*Problem*:
Below are the records. List every line holding the word "name".

==== Dataset excerpts

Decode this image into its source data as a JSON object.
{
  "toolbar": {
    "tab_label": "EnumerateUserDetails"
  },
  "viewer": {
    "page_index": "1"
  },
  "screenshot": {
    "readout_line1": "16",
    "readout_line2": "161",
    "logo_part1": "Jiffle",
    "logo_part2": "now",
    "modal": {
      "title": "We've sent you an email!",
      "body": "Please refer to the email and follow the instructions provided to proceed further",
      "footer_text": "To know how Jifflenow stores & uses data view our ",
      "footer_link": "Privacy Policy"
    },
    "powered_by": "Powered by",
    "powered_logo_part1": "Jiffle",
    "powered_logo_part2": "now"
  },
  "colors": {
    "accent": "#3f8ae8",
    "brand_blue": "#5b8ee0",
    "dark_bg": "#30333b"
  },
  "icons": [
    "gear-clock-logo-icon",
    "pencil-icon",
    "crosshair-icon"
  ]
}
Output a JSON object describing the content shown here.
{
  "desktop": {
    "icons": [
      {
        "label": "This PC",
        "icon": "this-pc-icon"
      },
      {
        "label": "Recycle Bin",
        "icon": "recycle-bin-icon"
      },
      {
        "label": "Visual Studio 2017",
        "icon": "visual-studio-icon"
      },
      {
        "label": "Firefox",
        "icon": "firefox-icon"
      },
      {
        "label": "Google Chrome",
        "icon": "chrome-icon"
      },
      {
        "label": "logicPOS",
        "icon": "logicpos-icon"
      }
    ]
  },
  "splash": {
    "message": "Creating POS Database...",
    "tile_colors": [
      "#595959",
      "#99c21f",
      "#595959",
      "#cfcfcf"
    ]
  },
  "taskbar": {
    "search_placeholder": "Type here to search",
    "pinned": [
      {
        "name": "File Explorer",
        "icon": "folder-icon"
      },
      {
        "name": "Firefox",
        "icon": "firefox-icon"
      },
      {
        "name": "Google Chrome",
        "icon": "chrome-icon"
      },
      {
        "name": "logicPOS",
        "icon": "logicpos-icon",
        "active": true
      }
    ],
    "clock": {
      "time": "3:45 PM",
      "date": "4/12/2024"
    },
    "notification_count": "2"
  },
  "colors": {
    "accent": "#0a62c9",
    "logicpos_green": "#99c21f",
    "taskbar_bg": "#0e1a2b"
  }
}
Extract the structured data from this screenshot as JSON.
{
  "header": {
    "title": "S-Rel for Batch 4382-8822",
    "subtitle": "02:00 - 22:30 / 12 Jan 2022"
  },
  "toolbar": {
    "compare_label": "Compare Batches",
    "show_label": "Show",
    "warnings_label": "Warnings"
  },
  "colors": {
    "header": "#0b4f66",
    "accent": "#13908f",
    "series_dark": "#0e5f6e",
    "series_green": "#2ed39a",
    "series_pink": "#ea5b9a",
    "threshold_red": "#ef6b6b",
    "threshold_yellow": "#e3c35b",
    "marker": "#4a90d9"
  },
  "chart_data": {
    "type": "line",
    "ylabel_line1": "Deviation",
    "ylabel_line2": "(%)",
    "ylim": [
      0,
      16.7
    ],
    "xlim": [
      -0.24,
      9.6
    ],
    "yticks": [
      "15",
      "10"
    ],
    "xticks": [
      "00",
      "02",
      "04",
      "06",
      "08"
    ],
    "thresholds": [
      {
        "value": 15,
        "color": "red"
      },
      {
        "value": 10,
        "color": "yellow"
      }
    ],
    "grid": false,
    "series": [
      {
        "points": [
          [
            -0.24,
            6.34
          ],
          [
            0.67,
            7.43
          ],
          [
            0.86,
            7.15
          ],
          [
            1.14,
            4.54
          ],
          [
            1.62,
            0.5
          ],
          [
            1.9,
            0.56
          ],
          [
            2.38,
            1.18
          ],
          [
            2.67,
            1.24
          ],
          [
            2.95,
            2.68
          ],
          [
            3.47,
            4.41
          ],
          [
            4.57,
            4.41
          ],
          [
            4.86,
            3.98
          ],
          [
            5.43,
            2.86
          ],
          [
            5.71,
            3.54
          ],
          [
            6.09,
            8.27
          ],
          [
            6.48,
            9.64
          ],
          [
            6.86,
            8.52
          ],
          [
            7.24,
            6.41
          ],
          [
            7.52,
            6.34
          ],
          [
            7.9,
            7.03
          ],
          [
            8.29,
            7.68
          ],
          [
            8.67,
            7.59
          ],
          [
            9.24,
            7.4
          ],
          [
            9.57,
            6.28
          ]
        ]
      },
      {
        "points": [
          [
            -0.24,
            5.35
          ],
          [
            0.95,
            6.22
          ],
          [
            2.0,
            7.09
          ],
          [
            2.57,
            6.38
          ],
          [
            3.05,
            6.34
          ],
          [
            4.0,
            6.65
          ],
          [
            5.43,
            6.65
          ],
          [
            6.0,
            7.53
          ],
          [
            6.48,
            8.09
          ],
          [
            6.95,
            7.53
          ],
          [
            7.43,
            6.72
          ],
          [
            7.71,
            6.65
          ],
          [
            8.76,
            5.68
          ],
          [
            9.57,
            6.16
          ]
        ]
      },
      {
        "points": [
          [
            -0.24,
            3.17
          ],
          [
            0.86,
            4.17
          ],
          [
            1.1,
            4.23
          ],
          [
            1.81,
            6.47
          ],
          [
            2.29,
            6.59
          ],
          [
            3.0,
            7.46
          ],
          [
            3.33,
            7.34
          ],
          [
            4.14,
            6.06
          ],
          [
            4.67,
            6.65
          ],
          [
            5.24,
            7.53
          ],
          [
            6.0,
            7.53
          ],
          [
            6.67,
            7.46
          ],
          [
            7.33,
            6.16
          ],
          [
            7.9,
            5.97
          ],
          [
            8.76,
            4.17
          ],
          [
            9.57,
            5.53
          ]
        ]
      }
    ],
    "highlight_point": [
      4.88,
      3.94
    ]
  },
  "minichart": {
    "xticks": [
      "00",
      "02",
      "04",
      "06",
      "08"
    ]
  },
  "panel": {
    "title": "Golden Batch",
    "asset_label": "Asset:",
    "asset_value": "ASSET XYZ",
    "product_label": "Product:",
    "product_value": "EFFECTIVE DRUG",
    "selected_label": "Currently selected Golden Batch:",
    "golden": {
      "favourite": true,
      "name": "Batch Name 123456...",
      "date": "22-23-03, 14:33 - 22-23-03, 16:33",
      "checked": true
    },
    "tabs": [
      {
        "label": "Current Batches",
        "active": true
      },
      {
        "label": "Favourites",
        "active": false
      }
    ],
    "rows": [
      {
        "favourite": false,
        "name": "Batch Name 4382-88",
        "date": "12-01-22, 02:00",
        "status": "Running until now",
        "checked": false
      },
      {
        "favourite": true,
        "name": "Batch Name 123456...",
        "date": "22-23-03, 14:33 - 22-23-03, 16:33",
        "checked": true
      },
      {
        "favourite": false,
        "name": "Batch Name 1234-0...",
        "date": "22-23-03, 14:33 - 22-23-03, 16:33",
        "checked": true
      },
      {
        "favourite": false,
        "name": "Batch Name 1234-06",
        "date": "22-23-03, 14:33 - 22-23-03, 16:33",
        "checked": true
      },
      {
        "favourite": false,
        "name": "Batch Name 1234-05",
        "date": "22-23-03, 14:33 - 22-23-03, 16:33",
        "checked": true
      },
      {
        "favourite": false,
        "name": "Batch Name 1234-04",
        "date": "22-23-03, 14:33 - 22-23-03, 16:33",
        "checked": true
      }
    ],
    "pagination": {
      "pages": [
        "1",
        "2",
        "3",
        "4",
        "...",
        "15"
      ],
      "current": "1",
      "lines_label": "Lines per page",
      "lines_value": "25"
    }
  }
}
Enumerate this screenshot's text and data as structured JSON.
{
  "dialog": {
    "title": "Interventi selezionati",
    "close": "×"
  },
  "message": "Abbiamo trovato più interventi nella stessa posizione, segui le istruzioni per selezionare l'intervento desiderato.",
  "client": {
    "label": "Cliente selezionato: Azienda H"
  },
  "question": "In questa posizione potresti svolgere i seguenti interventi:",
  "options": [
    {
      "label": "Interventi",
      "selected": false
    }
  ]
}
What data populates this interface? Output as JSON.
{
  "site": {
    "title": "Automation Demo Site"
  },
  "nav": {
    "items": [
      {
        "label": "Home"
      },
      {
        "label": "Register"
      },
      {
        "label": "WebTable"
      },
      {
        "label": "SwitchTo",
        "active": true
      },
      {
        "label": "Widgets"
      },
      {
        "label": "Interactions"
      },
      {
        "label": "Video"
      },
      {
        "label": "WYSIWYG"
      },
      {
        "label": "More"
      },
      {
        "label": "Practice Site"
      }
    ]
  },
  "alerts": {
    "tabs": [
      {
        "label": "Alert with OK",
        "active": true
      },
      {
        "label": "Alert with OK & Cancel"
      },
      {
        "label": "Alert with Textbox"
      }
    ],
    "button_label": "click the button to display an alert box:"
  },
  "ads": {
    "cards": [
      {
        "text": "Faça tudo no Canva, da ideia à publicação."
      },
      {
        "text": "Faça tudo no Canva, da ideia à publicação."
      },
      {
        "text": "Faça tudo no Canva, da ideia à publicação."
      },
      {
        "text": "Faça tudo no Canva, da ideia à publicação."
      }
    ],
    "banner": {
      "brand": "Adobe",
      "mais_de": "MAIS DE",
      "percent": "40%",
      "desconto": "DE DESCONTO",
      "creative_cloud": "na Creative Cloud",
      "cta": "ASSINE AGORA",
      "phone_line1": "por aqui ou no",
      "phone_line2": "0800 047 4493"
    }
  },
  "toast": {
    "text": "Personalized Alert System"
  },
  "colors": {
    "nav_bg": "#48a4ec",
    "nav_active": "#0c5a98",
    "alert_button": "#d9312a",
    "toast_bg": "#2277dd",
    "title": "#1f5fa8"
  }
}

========

*Solution for this task*:
        "name": "File Explorer",
        "name": "Firefox",
        "name": "Google Chrome",
        "name": "logicPOS",
      "name": "Batch Name 123456...",
        "name": "Batch Name 4382-88",
        "name": "Batch Name 123456...",
        "name": "Batch Name 1234-0...",
        "name": "Batch Name 1234-06",
        "name": "Batch Name 1234-05",
        "name": "Batch Name 1234-04",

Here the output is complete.